The fights are first mentioned when Henry Allen jokes with Elisa that he might take her to see them after they go to dinner in town. Elisa doesn't want to go see people beating each other up, and he knows it, but he uses this typically male activity in an attempt to be funny. Elisa doesn't see it as funny; to her it represents a male world that is completely closed to her and impossible to understand. However, she has read about the fights; it seems Elisa has been exploring the world of men for a while, and Henry hasn't known about her interest in a world that is closed to her, she thinks.
When Elisa realizes that the tinker has thrown out her chrysanthemums, she reveals to Henry that she has read about the harm the men cause to each other in fights. She knows about the blood-soaked gloves and the broken bones. Henry is surprised, but he doesn't act as if he wants to keep her out of this world if she wants to enter it. Henry is a character who is open to whatever Elisa wants to do that will make her happy and allow her to feel fulfilled, though Elisa doesn't seem to recognize this side of him. She asks about women at the fights, discovering that there are women who go to them. Her line of questioning shows that she is trying to find another way into the world of men, which she sees as a freer world than her own. However, not every single stereotypically male activity appeals to her. The fights represent another attempt to recall the feeling of connection and entry into the world of free men, but they also represent a barrier to that world, one Elisa isn't willing to traverse just for the sake of spreading her wings.
The mongrel dog makes only one appearance at the beginning of the story, but he represents protection against dangers in the outside world. He also represents withdrawal from a fight. This dog is usually fierce, but as the tinker says, it takes him a while to get himself going and show his ferocity. One could say that the dog is similar to Elisa, in that it is protective of what it considers its own property, just as she is protective of her chrysanthemums, of her yard, and of her worth and skill as a hard worker. Elisa also retreats from fights, literally. Henry offers to take her to the fights, but when she is confronted with the possibility of being exposed to the blood and gore that is part of the fight experience, she declines the offer.
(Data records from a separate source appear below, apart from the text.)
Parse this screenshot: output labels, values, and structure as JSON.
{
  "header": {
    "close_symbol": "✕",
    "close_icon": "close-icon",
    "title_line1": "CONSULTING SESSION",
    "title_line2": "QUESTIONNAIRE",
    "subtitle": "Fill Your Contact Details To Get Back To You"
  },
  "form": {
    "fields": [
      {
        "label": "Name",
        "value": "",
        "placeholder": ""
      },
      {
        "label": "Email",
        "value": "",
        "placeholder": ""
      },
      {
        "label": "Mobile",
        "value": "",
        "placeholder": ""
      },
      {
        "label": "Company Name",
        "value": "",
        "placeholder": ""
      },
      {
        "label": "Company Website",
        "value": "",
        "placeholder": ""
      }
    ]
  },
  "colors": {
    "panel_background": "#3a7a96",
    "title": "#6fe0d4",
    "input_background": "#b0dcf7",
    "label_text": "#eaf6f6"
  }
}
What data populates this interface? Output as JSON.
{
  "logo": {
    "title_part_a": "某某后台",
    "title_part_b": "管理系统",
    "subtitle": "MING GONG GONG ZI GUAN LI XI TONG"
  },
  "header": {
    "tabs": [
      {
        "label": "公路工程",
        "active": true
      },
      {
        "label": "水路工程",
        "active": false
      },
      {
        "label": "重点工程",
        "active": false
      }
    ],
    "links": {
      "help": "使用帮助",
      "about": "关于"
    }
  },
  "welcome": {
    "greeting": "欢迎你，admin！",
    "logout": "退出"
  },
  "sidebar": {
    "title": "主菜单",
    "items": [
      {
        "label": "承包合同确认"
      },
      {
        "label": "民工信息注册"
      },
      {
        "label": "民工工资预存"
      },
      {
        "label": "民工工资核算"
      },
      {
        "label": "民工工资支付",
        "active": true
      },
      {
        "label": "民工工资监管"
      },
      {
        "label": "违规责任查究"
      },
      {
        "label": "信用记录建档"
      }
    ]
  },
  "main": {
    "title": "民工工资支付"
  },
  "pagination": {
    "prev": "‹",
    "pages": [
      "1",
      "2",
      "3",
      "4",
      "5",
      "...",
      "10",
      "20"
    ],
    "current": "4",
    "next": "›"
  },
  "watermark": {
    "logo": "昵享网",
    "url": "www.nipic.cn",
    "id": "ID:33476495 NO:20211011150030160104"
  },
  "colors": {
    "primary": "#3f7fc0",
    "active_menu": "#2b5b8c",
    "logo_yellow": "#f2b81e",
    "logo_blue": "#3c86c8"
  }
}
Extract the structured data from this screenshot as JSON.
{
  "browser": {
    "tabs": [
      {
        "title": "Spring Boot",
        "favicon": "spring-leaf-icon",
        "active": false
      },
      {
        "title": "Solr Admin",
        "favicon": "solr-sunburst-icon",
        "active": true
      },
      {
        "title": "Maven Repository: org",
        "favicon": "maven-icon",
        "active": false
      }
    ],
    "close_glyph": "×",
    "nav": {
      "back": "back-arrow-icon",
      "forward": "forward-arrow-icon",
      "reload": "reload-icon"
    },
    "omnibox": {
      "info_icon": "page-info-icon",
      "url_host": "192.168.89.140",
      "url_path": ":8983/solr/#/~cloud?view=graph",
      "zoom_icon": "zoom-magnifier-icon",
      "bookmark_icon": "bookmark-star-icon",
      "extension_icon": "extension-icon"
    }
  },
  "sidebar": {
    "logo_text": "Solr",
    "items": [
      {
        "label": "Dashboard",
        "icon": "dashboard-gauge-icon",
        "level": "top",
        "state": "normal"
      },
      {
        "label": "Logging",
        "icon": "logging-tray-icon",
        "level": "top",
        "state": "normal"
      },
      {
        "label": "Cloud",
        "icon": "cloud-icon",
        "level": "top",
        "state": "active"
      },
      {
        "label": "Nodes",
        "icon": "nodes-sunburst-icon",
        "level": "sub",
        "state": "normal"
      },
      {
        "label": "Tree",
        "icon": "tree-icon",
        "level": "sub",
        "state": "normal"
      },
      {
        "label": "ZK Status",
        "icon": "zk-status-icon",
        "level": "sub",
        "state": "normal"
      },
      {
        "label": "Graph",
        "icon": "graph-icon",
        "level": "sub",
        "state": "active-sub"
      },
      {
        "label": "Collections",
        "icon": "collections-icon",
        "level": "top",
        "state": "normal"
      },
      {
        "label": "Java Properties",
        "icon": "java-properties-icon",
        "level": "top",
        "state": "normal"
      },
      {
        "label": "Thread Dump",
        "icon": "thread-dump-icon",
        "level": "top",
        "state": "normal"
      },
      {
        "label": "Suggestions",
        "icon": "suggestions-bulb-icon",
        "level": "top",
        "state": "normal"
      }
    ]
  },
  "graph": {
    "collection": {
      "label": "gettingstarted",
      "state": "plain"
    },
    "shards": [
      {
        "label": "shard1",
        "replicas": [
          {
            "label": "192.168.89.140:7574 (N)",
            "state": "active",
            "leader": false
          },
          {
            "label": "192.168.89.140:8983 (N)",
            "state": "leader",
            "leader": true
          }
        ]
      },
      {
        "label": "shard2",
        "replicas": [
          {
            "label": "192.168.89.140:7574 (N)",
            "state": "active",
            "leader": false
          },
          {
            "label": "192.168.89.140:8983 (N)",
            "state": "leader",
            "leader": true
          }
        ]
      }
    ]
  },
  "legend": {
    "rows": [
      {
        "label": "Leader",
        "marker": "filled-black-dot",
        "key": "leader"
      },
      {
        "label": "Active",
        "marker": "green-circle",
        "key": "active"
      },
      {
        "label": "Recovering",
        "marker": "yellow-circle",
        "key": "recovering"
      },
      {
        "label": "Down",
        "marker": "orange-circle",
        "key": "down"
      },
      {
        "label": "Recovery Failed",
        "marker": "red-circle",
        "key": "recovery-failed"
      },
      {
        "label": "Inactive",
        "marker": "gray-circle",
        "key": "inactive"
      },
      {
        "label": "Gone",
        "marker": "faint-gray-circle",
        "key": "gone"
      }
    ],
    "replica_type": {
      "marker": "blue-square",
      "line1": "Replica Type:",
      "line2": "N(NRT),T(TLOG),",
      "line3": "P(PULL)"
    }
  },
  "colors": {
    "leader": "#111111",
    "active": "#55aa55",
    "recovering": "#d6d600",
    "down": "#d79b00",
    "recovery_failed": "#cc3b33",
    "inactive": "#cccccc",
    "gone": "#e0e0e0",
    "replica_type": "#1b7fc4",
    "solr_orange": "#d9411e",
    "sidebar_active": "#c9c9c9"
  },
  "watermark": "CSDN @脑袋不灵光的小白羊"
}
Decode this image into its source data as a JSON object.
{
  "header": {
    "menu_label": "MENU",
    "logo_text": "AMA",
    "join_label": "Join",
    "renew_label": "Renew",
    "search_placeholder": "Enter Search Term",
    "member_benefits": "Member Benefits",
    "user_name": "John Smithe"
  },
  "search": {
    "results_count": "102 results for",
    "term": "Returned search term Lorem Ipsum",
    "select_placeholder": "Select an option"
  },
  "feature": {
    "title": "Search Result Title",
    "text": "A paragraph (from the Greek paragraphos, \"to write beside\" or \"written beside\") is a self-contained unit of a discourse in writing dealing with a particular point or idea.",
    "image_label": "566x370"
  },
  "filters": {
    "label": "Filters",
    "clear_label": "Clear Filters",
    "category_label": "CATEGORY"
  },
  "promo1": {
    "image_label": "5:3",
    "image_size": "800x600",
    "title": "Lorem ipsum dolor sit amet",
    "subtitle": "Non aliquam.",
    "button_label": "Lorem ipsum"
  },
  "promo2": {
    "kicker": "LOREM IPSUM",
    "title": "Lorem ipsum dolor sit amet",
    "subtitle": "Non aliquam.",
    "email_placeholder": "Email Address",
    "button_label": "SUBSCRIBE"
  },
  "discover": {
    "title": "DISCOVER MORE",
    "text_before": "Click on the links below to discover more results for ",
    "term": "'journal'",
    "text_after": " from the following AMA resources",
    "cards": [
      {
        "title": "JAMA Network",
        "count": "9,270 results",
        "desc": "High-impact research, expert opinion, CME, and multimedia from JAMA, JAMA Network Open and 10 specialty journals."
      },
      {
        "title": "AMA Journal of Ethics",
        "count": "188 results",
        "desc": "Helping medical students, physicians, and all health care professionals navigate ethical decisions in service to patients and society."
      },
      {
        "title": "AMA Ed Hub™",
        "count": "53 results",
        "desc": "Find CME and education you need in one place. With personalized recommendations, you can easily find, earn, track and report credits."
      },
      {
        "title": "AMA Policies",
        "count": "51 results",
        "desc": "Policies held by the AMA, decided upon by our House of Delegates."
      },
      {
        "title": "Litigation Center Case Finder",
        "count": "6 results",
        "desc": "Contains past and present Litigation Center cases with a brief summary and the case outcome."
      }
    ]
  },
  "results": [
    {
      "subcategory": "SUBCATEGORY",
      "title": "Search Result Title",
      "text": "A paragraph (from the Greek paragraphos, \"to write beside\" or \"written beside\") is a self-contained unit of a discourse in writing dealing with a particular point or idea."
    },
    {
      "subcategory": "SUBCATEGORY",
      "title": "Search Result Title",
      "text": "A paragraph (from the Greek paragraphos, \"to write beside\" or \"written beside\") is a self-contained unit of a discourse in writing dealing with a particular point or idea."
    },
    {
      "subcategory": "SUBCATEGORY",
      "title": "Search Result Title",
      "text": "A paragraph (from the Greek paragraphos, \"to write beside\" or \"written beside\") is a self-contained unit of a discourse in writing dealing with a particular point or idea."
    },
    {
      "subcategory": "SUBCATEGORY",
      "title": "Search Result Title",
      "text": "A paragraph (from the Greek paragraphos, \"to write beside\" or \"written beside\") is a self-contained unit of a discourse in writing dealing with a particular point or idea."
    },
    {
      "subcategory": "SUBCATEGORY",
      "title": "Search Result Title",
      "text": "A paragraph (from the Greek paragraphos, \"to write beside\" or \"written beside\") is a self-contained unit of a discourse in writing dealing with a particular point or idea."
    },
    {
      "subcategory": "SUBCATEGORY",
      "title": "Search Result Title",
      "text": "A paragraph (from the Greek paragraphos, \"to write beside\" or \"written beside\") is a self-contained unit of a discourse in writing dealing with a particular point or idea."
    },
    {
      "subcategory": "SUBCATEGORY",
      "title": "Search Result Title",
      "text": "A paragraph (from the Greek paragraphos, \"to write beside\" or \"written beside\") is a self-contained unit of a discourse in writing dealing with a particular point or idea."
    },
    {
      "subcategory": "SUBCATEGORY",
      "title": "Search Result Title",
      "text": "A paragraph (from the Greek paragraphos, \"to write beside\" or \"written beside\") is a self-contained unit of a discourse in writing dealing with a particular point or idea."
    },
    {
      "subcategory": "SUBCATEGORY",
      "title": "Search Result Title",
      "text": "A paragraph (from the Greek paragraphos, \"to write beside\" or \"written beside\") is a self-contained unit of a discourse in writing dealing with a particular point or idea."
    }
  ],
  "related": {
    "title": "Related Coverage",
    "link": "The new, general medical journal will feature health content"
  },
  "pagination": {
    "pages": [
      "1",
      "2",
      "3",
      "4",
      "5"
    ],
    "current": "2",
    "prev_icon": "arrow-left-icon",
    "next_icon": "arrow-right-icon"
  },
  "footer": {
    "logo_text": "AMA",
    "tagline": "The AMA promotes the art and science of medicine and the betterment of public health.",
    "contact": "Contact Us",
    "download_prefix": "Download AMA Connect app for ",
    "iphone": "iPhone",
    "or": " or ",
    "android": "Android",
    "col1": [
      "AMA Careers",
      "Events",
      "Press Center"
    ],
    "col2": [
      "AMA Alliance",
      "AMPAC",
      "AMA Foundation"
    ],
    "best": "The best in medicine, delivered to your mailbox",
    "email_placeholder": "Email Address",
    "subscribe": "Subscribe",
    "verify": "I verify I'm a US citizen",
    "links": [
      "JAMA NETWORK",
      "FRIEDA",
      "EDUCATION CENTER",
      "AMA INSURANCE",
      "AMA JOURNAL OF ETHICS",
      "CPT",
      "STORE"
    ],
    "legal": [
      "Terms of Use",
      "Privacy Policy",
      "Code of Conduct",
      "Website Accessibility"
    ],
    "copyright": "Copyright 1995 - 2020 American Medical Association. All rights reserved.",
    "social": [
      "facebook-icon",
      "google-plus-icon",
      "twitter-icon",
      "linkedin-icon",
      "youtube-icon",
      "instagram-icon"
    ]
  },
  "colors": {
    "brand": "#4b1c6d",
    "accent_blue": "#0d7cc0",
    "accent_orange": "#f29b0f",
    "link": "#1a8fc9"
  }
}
The dog hides under the wagon, growling and baring his teeth, hiding from a fight with the two ranch dogs. Elisa, at one point, also exposes her teeth when her lip curls as she says to the tinker, "How do you know? How can you tell?" She is responding to his insistence that the life of a nomad tinker is not "the right kind of a life for a woman." She defends her position, but she doesn't go further than that, watching the wagon drive away in a direction she wishes she could go.